THE PROBLEM :: Filter the material, keeping only lines with the word "name".

DATA TO PROCESS ::
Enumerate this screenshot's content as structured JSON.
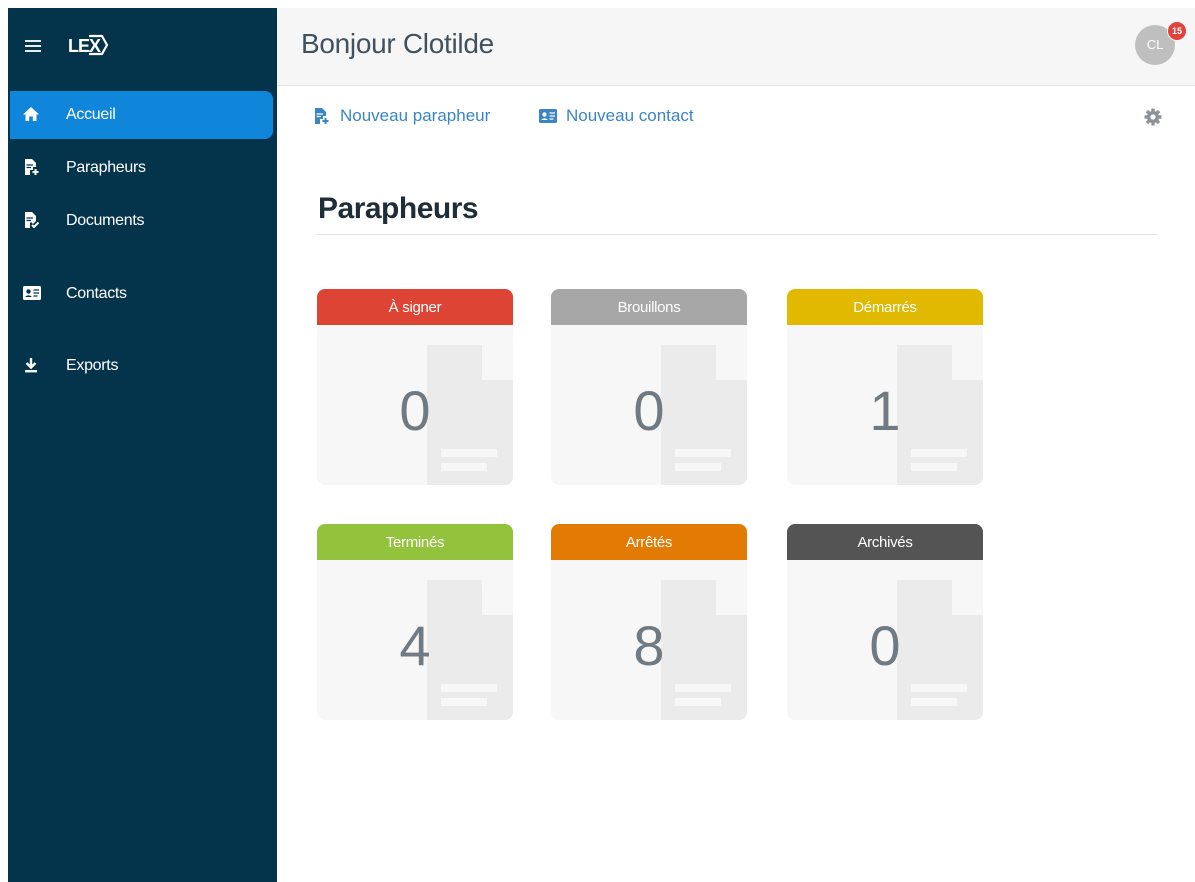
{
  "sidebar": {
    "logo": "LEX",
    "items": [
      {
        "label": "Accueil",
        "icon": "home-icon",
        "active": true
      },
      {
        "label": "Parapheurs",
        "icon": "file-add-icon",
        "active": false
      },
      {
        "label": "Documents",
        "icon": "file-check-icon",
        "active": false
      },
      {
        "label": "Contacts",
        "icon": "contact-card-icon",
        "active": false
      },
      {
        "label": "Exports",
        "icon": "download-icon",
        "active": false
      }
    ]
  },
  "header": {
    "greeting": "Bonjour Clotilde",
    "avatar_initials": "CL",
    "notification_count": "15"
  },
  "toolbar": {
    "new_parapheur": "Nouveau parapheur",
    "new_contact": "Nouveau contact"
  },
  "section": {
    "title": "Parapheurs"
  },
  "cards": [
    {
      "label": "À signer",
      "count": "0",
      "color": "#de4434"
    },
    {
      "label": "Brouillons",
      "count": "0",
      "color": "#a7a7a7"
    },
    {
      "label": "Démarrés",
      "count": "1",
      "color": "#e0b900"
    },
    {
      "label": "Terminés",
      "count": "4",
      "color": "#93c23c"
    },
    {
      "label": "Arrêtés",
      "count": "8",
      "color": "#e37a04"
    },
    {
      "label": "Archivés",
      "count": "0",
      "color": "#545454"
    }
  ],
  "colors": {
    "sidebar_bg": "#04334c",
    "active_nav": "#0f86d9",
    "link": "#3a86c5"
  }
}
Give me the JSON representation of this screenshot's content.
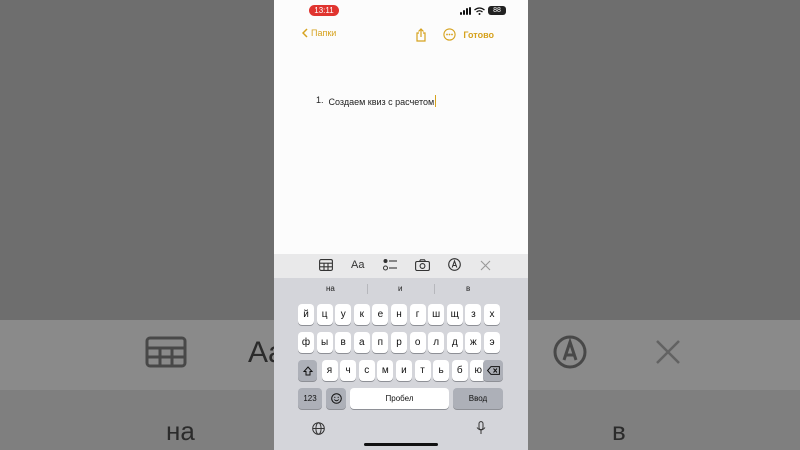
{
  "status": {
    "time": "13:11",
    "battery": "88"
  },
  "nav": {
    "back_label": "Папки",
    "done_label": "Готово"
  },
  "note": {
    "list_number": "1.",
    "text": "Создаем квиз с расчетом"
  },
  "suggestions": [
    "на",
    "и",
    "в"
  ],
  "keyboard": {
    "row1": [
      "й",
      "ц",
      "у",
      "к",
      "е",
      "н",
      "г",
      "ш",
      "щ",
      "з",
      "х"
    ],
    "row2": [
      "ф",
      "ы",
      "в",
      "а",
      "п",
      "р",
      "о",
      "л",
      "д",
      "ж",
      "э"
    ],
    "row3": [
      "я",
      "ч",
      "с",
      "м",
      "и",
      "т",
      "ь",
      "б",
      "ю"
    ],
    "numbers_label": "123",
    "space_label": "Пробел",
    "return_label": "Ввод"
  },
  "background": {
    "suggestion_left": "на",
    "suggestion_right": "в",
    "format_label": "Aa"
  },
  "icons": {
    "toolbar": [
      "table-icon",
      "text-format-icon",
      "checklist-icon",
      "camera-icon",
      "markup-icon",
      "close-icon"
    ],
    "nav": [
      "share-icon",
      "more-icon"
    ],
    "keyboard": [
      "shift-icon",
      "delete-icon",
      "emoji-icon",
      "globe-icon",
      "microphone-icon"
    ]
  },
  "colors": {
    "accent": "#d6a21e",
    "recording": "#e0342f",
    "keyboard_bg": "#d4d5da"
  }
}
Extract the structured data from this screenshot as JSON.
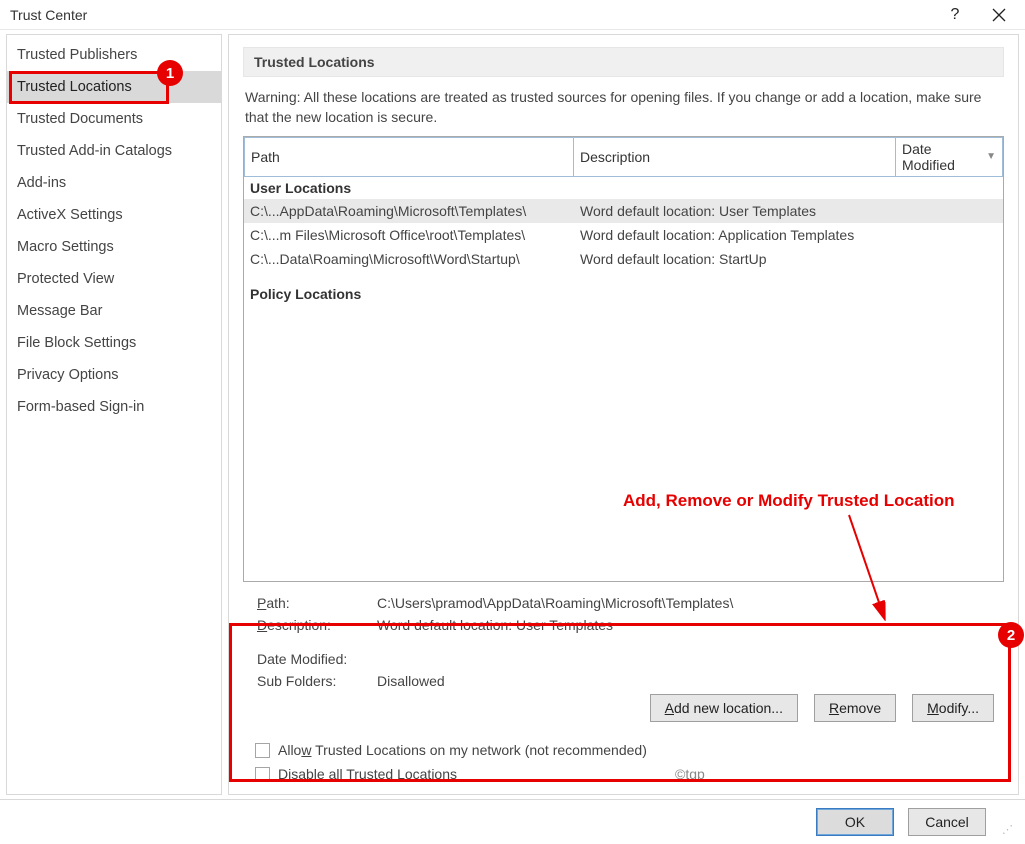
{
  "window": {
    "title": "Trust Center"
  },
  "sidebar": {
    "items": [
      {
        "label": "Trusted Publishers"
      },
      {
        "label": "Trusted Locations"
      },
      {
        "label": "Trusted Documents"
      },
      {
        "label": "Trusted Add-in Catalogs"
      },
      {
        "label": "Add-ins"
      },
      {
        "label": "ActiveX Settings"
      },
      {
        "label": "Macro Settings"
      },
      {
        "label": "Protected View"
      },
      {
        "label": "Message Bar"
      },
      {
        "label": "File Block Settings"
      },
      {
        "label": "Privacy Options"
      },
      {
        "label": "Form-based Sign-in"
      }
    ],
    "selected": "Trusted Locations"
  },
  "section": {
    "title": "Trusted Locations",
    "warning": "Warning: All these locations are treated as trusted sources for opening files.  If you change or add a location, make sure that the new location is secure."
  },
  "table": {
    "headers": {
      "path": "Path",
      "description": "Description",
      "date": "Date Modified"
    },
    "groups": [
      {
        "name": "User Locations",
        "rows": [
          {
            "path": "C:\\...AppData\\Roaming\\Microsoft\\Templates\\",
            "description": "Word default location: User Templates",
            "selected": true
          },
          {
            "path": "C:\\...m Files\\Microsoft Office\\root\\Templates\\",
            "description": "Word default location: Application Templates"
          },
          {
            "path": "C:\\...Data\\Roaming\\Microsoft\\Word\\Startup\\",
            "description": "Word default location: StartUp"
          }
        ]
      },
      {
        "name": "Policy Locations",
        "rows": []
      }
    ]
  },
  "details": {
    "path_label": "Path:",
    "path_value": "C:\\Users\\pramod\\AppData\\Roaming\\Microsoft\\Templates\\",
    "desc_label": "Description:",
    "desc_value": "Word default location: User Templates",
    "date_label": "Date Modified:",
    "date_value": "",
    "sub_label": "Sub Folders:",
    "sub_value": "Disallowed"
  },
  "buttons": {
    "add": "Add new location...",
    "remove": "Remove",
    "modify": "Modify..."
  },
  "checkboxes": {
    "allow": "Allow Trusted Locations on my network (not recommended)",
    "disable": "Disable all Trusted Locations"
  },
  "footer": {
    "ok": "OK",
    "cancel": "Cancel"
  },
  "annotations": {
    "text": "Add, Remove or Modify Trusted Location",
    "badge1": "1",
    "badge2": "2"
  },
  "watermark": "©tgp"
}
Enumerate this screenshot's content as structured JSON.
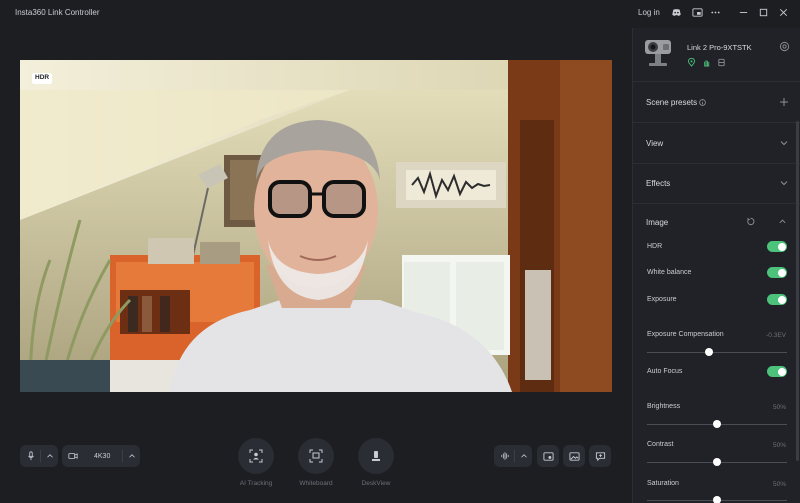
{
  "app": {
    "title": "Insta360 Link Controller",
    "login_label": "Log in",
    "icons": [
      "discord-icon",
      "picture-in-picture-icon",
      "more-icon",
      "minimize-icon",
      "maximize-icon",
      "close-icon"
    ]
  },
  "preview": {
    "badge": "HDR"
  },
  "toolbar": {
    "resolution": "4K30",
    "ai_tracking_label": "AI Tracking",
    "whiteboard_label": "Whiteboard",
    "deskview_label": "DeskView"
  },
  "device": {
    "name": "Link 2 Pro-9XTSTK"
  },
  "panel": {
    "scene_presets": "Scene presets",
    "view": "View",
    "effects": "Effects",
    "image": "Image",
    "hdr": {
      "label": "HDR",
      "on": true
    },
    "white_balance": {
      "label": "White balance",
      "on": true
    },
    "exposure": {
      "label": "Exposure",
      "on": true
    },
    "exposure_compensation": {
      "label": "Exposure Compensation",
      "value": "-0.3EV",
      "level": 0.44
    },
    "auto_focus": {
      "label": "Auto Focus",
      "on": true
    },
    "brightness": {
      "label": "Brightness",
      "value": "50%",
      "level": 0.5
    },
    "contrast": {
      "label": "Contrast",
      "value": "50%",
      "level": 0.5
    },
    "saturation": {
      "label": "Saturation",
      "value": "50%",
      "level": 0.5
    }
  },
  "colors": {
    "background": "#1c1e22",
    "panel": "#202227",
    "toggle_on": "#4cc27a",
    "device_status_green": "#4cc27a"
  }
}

SOLUTION ::
        "name": "User Locations",
        "name": "Policy Locations",
    "name": "Link 2 Pro-9XTSTK"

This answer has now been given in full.